Colossus — A brief review


About a month ago, when I upgraded to Mac OS X 10.11 El Capitan, I found out that one of my favourite system/network monitoring tool, MenuMeters, was not compatible with the latest version of Mac OS X. I had been using MenuMeters since Mac OS X 10.4 Tiger, mostly for monitoring network throughput because my wireless home network has been experiencing periods of high instability. Having the ability to just glance at the menubar and see the network activity and throughput is quite handy, and once you get accustomed to a monitoring tool such as MenuMeters, you can’t fathom being without one.

So I immediately looked for alternatives, and the first two solutions that were recommended to me — as mentioned in my previous article — were iStat Menus 5 by Bjango, and Colossus by Sparkfield. Later mentions included Monity by Lukasz Kulis, and MenuBar Stats 2 by Fabrice Leyne. And finally, I was notified by email that Yuji Tachikawa has written a port of MenuMeters to work under Mac OS X 10.11.

As I wrote previously, I quickly opted for iStat Menus because I’m already familiar with Bjango’s products, and I appreciate the high level of customisation iStat Menus provides. Then, a few days after publishing my article, Saxby Brown at Sparkfield, developer of Colossus, contacted me and kindly provided me with a copy of the app. The least I can do is talking about it a bit more.

I have used Colossus for the past couple of weeks, sometimes instead of iStat Menus, sometimes along with it. I think that Colossus is a very nice application that does its job quite well. If you don’t need all the features and customisation options provided by iStat Menus, you should consider Colossus as a valid and more affordable alternative. Brown said to me: I know that iStat Menus has more features but I tried to keep Colossus clean and simple, and I’d say he’s done a good job in that department.

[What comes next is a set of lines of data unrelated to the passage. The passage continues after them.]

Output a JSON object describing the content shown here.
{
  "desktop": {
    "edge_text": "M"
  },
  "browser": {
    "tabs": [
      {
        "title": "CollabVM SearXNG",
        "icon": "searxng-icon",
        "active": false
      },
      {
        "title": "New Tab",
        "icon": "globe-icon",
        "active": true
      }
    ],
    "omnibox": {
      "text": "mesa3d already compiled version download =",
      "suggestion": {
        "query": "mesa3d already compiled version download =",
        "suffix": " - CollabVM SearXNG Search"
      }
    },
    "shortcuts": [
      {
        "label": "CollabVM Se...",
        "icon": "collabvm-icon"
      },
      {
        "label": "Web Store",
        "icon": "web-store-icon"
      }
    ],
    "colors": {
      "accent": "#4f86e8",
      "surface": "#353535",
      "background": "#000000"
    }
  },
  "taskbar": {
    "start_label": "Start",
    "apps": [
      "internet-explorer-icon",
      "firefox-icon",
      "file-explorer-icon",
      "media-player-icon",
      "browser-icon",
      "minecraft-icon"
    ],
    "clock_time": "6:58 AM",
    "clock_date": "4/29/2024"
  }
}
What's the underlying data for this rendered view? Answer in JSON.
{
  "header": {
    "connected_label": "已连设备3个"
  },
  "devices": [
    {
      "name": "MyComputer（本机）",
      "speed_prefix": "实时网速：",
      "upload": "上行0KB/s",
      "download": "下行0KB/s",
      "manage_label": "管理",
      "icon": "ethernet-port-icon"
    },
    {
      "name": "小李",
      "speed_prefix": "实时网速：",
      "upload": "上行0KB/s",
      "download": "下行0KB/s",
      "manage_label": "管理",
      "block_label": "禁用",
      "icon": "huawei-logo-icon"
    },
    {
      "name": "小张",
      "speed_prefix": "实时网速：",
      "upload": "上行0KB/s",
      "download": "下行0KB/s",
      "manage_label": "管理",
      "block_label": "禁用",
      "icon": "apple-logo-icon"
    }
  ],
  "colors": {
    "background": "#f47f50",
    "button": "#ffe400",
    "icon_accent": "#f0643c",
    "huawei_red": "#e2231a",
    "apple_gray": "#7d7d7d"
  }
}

Colossus can display information about CPU, memory, network, battery and storage. You can customise what kind of information you want displayed on the menubar, and more, by entering the Preferences panel:

Colossus Preferences 1

At the top, in the Menubar Widgets area, you can see a preview of how the widgets you choose will look in the menubar. The Add Widget drop-down menu lets you choose which kind of widget you want on the menubar, and how it should display the data:

Colossus Preferences 2

If you’re feeling minimalist, with Colossus you can even choose to remove all widgets from the menubar, and just have the Dock icon display two different sets of data in a more fuzzy, analogue way. Just choose from the drop-down menus in the Dock Icon area of the Preferences.

One last feature worth noting is Clean Memory, a quick way to free and release unused memory.

Once you have everything set up, no matter which widgets you chose to have in the menubar, when you click on any one of them, you’ll see a comprehensive info window listing all data Colossus is monitoring (see the screenshots on Colossus’ website for an example).

I’ll say it again, if you’re looking for a solid replacement to MenuMeters that works seamlessly under Mac OS X 10.11, you should definitely check out Colossus.

Colossus is available on the Mac App Store at the very reasonable price of $3.99.

The Author

Writer. Translator. Mac consultant. Enthusiast photographer. • If you like what I write, please consider supporting my writing by purchasing my short stories, Minigrooves or by making a donation. Thank you!